- Problem details
The answer is to consist only of an exact retyping of the lines from the one containing "Serialize everything readable" to the end of the entries, without pictures.

- Source records
╔══

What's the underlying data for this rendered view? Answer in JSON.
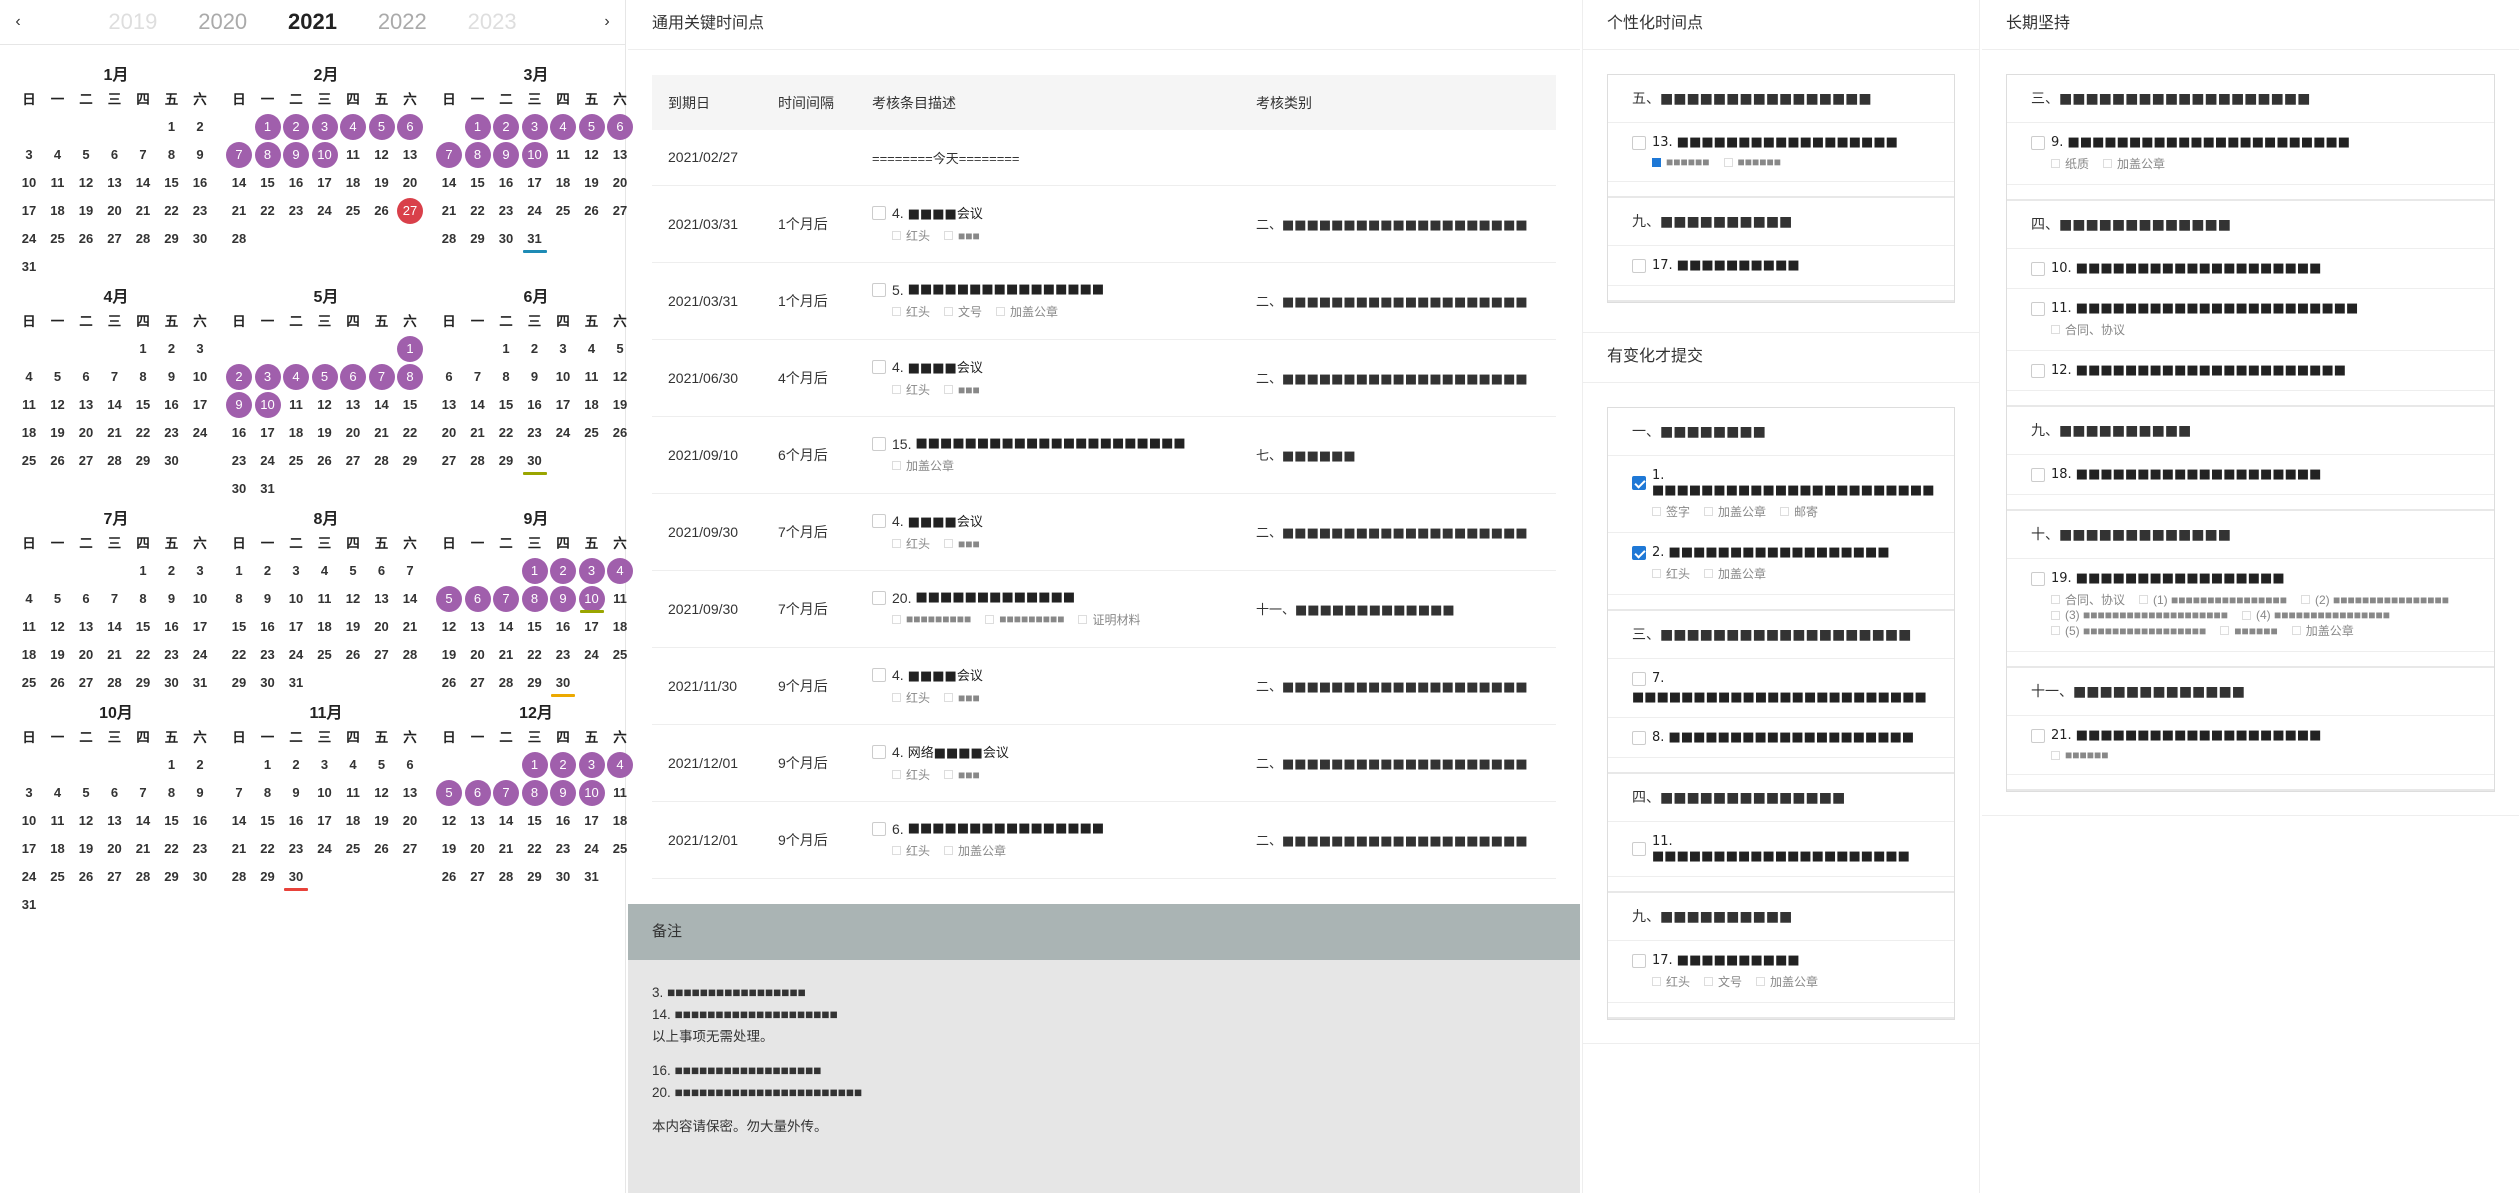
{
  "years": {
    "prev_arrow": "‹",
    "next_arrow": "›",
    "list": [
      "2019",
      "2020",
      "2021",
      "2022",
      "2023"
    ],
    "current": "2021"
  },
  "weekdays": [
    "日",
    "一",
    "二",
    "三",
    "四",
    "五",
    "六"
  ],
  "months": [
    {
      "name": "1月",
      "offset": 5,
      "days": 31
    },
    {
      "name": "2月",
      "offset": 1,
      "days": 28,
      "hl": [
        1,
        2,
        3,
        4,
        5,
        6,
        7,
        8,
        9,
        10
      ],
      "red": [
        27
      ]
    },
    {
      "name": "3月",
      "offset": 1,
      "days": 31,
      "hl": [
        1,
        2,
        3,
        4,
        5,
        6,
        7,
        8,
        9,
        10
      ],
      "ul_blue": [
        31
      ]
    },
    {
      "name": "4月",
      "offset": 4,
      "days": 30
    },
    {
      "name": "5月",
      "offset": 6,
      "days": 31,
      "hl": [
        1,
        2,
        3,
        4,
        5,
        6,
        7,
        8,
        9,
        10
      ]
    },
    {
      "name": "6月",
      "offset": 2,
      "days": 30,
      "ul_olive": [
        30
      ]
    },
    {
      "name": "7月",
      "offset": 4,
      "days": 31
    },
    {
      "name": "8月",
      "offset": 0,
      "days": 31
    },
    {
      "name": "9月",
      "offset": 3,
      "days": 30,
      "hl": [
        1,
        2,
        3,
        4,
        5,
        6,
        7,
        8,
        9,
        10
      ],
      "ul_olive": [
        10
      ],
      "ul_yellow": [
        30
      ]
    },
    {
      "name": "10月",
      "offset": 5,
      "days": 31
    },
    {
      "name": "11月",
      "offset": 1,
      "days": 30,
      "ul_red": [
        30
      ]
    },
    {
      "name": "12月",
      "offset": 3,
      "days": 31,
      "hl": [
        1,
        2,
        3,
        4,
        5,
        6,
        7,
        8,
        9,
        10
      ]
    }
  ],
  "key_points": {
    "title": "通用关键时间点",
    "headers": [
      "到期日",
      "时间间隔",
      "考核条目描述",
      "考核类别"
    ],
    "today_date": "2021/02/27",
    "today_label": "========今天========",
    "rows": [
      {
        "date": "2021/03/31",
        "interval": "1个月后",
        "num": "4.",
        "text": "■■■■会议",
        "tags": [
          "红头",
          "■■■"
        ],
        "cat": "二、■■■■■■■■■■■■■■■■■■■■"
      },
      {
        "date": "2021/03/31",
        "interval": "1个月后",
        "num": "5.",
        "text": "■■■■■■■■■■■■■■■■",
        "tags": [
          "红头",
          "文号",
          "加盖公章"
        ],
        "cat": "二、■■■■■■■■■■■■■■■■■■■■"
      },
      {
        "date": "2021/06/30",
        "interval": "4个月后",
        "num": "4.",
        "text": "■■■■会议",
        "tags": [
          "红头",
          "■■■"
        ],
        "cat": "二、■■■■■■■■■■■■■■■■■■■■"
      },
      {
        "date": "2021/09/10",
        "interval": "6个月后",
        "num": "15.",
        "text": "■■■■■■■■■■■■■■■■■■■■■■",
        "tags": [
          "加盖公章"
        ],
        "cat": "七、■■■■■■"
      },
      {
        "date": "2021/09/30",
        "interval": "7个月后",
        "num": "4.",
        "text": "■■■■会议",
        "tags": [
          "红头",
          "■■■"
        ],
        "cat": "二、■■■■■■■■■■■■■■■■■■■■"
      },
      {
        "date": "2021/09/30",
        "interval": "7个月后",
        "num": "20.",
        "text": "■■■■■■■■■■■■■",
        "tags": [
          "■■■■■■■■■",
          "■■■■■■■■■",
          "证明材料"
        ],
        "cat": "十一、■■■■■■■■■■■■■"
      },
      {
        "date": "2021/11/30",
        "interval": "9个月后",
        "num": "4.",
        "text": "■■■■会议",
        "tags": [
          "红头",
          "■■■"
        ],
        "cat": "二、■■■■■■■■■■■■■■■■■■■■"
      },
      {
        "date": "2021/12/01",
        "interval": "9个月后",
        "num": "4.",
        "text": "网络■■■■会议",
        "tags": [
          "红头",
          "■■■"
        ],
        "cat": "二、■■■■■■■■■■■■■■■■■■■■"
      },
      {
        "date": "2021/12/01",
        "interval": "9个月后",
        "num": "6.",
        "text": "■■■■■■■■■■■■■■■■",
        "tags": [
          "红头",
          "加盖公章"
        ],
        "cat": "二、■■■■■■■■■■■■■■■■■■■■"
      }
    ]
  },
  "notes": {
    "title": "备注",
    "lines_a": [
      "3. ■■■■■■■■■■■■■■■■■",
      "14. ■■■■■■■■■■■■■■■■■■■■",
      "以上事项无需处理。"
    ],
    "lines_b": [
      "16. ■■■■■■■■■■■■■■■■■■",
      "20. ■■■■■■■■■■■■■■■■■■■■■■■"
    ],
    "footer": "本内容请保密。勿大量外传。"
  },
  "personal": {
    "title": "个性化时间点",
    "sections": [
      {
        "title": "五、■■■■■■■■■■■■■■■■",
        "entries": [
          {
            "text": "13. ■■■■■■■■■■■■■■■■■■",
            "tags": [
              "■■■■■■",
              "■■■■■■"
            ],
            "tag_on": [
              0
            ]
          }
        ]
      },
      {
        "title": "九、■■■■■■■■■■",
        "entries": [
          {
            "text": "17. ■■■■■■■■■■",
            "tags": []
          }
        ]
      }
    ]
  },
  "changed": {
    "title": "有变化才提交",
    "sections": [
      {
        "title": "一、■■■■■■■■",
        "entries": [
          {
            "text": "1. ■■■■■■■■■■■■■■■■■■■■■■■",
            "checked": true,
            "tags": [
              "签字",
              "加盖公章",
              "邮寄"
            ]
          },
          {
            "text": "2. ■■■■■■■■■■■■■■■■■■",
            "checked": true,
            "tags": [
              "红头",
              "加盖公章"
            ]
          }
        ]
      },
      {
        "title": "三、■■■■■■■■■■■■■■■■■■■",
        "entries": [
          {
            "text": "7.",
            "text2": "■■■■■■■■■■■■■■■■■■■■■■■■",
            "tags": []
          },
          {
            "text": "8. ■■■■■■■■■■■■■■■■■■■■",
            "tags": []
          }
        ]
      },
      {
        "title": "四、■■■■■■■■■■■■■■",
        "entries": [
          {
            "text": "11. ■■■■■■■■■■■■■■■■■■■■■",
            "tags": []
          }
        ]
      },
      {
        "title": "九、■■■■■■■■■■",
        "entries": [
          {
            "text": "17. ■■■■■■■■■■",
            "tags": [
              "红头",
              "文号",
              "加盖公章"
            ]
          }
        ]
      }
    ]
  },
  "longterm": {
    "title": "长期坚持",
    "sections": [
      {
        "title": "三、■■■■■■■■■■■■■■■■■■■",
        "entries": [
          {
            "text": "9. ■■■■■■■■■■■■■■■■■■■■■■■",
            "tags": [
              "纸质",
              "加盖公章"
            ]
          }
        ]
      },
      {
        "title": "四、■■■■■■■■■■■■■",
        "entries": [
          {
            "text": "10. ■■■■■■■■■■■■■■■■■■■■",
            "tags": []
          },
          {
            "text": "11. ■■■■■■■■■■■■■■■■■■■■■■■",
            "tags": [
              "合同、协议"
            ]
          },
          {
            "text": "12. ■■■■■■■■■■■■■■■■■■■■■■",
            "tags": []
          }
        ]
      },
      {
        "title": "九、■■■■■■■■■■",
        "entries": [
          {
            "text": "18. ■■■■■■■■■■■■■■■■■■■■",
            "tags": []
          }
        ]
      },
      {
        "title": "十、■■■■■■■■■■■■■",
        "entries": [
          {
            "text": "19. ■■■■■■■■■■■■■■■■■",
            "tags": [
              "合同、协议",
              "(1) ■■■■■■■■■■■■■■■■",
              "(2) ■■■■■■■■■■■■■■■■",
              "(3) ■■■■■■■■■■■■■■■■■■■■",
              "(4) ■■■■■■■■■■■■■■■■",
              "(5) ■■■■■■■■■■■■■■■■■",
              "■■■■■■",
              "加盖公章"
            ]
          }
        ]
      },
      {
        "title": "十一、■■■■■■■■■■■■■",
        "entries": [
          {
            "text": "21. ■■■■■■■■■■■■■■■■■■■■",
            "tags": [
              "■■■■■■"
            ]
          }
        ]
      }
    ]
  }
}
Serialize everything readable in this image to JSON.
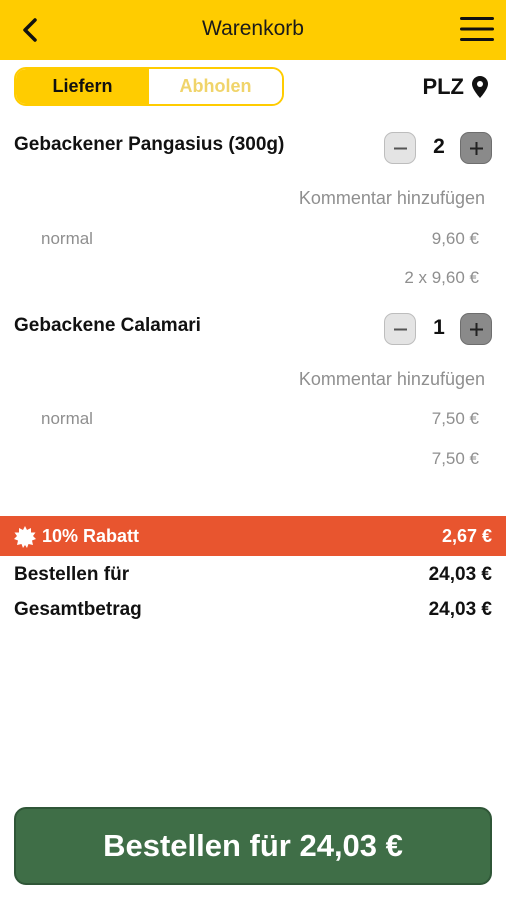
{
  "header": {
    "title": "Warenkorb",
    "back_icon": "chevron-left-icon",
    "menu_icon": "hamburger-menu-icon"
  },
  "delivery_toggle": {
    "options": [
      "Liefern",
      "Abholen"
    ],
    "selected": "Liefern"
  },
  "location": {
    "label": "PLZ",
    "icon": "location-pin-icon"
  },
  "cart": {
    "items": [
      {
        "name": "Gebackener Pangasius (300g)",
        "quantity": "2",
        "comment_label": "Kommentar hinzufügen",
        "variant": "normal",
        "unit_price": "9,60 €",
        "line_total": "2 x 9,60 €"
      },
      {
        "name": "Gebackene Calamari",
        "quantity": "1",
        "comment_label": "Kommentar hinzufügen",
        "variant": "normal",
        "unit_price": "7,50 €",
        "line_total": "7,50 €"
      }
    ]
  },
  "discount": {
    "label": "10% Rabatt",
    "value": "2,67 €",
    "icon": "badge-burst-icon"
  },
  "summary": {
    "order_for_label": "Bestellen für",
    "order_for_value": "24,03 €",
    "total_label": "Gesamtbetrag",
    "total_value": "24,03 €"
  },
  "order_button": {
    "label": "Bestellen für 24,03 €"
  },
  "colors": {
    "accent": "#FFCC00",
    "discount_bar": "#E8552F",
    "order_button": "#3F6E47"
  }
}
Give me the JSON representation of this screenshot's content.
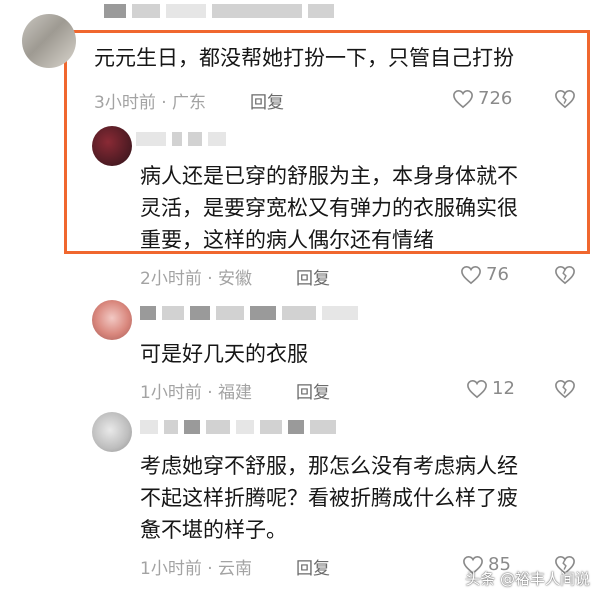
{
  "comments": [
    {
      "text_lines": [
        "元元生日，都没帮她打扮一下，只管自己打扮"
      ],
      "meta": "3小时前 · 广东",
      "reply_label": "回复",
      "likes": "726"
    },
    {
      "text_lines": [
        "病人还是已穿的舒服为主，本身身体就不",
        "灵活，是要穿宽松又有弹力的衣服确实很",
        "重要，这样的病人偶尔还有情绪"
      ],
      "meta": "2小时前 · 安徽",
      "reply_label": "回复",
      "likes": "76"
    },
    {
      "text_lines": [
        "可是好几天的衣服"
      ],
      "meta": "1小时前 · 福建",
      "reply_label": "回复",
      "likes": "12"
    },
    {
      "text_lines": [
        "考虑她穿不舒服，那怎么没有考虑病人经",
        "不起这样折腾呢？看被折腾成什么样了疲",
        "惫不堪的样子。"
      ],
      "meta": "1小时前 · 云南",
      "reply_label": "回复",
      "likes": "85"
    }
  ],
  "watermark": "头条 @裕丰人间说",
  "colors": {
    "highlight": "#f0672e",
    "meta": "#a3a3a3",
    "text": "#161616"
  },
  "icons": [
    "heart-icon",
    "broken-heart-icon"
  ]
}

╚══

- Result of the exercise
Serialize everything readable in this image to JSON.
{
  "header": {
    "title": "Warenkorb",
    "back_icon": "chevron-left-icon",
    "menu_icon": "hamburger-menu-icon"
  },
  "delivery_toggle": {
    "options": [
      "Liefern",
      "Abholen"
    ],
    "selected": "Liefern"
  },
  "location": {
    "label": "PLZ",
    "icon": "location-pin-icon"
  },
  "cart": {
    "items": [
      {
        "name": "Gebackener Pangasius (300g)",
        "quantity": "2",
        "comment_label": "Kommentar hinzufügen",
        "variant": "normal",
        "unit_price": "9,60 €",
        "line_total": "2 x 9,60 €"
      },
      {
        "name": "Gebackene Calamari",
        "quantity": "1",
        "comment_label": "Kommentar hinzufügen",
        "variant": "normal",
        "unit_price": "7,50 €",
        "line_total": "7,50 €"
      }
    ]
  },
  "discount": {
    "label": "10% Rabatt",
    "value": "2,67 €",
    "icon": "badge-burst-icon"
  },
  "summary": {
    "order_for_label": "Bestellen für",
    "order_for_value": "24,03 €",
    "total_label": "Gesamtbetrag",
    "total_value": "24,03 €"
  },
  "order_button": {
    "label": "Bestellen für 24,03 €"
  },
  "colors": {
    "accent": "#FFCC00",
    "discount_bar": "#E8552F",
    "order_button": "#3F6E47"
  }
}
Give me the JSON representation of this screenshot's content.
{
  "comments": [
    {
      "text_lines": [
        "元元生日，都没帮她打扮一下，只管自己打扮"
      ],
      "meta": "3小时前 · 广东",
      "reply_label": "回复",
      "likes": "726"
    },
    {
      "text_lines": [
        "病人还是已穿的舒服为主，本身身体就不",
        "灵活，是要穿宽松又有弹力的衣服确实很",
        "重要，这样的病人偶尔还有情绪"
      ],
      "meta": "2小时前 · 安徽",
      "reply_label": "回复",
      "likes": "76"
    },
    {
      "text_lines": [
        "可是好几天的衣服"
      ],
      "meta": "1小时前 · 福建",
      "reply_label": "回复",
      "likes": "12"
    },
    {
      "text_lines": [
        "考虑她穿不舒服，那怎么没有考虑病人经",
        "不起这样折腾呢？看被折腾成什么样了疲",
        "惫不堪的样子。"
      ],
      "meta": "1小时前 · 云南",
      "reply_label": "回复",
      "likes": "85"
    }
  ],
  "watermark": "头条 @裕丰人间说",
  "colors": {
    "highlight": "#f0672e",
    "meta": "#a3a3a3",
    "text": "#161616"
  },
  "icons": [
    "heart-icon",
    "broken-heart-icon"
  ]
}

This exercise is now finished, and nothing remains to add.